The Number One Movie in America: GoldenEye
By Sean Collier
July 18, 2019
In 1995, he brought 007 into the ’90s — and a post-Jurassic Park multiplex — with “Goldeneye,” Pierce Brosnan’s first turn at the role. Eleven years later, he officially (?) rebooted the series with “Casino Royale,” the franchise restart that launched Bond’s modern era.
Both were hits ... but not massive hits. Both are the least successful Bond outings for their respective leads. So Campbell, the journeyman director of forgotten and failed films such as “The Mask of Zorro,” “Green Lantern” and “Edge of Darkness,” didn’t get to direct any of the follow-ups to his Bond movies. He comes in, he gets things moving again, he hands it off.
While “Casino Royale” may have been the bigger reset in style, “Goldeneye” was perhaps the most momentous. The series was coming off of a six-year layover — the longest in its more than 50-year history — after “Licence to Kill,” the second and final Bond film featuring Timothy Dalton as the spy. “Licence to Kill” posted a fifteen-year low for 007 at the domestic box office; adjusted for inflation, it’s the least successful Bond film of all.
(A word on inflation and the Bond returns: The series has been going for so long that apples-to-apples comparison of totals is difficult. Generally speaking, the Brosnan and Craig films were quite successful, as were the most iconic earlier entries — “Thunderball,” “Goldfinger,” “You Only Live Twice” and so on. The mid-’70s and ’80s Bonds were less lucrative.)
Given the general apathy which greeted the Dalton films (and the diminishing returns of the earlier ’80s Bonds), the secret agent’s viability in the ’90s and beyond was very much in question.
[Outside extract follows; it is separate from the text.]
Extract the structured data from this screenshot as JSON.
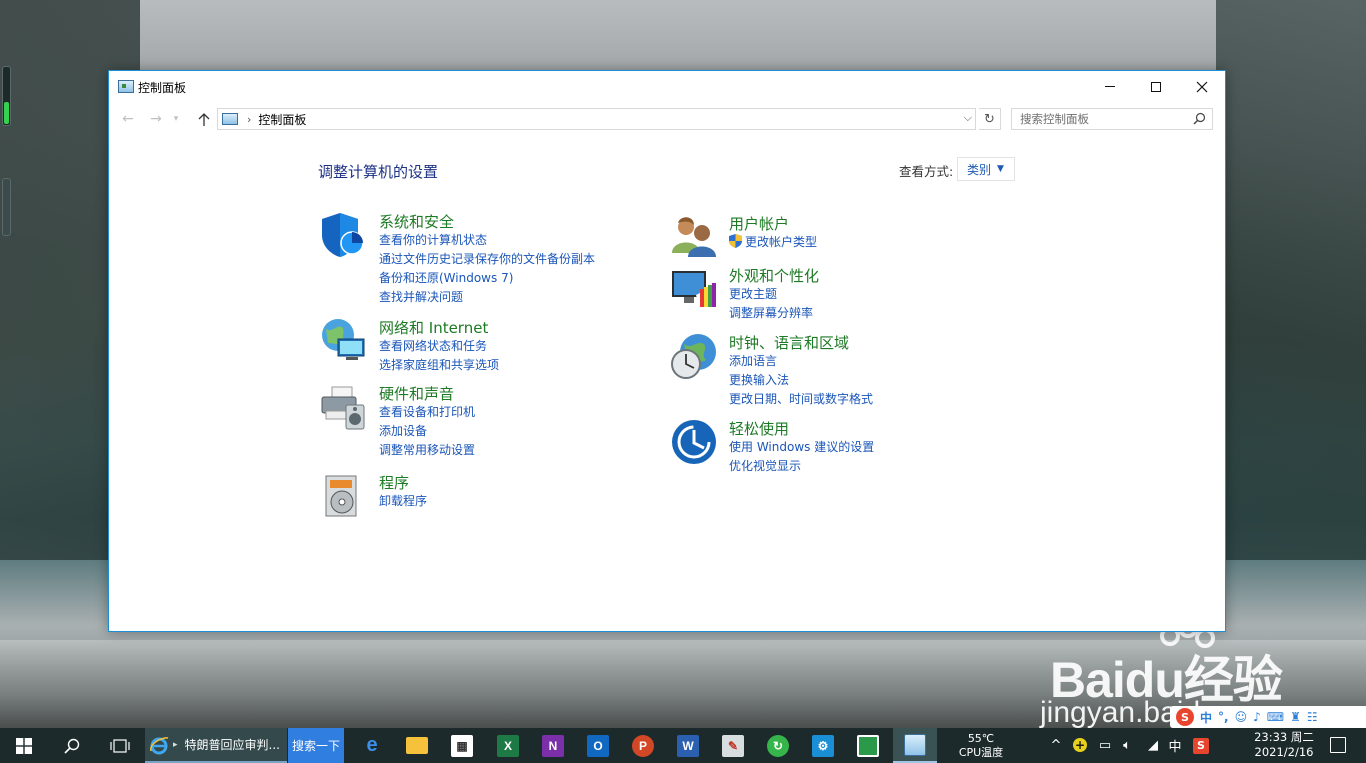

With “Goldeneye,” however, just about everything went right.
The suit was handed off to Brosnan, whose star had risen considerably in 1993 via a supporting role in “Mrs. Doubtfire.” He possessed the dry charm and traditional good looks associated with the character and — vitally for the quip-soaked script — could sell a cheesy line with flair. The story, an original tale set after the fall of the Berlin Wall, feels suitably of the era for Bond; fears around computer hacking and technology, a hallmark of mid-’90s tentpoles, factor into the script.
Even Bond’s traditional chauvinism is kept, at least partially, in check. Sure, there’s a cadre of Bond girls, including the dreadfully named villain Xenia Onatopp — and yes, James seduces an MI6 bureaucrat pretty much as soon as the credits role. But Judi Dench, in her first turn as M (she would survive the reboot intact), calls Bond out on his rakishness: “You're a sexist, misogynist dinosaur,” she says.
For 1995, acknowledging that a character was problematic was pretty enlightened.
It’s not without its drawbacks; the plot of “Goldeneye” is mostly irrelevant, concerning a high-tech Soviet satellite weapon which serves as nothing more than a Macguffin for the characters to chase around the globe. And plenty of the old cliches make unironic appearances, from groan-inducing puns to Bond disabling a foe with a karate chop. “Goldeneye” gave Mike Myers more than enough to work with two years later.
It’s a thoroughly fun film overall, though, and ranks as something of a forgotten gem 25 years later. Each of the next seven Bond films would make more money; “Goldeneye” restored the hype around the franchise, but benefitted from its own efforts less than any of its successors. Overshadowed by its own video-game adaptation (perhaps the only time that’s happened) and rendered obsolete by a thorough slate-cleaning a decade later, “Goldeneye” started a minor era in the franchise’s history, but an enjoyable one.
“GoldenEye” is the subject of the latest episode of The Number One Movie in America, a look back at past box-office champions. Each episode’s film is drawn at random from a list of every number-one movie since 1982. Please listen and subscribe!
Next time: An insectoid superhero has the heavy task of following an Avengers film. (No, not the current one.)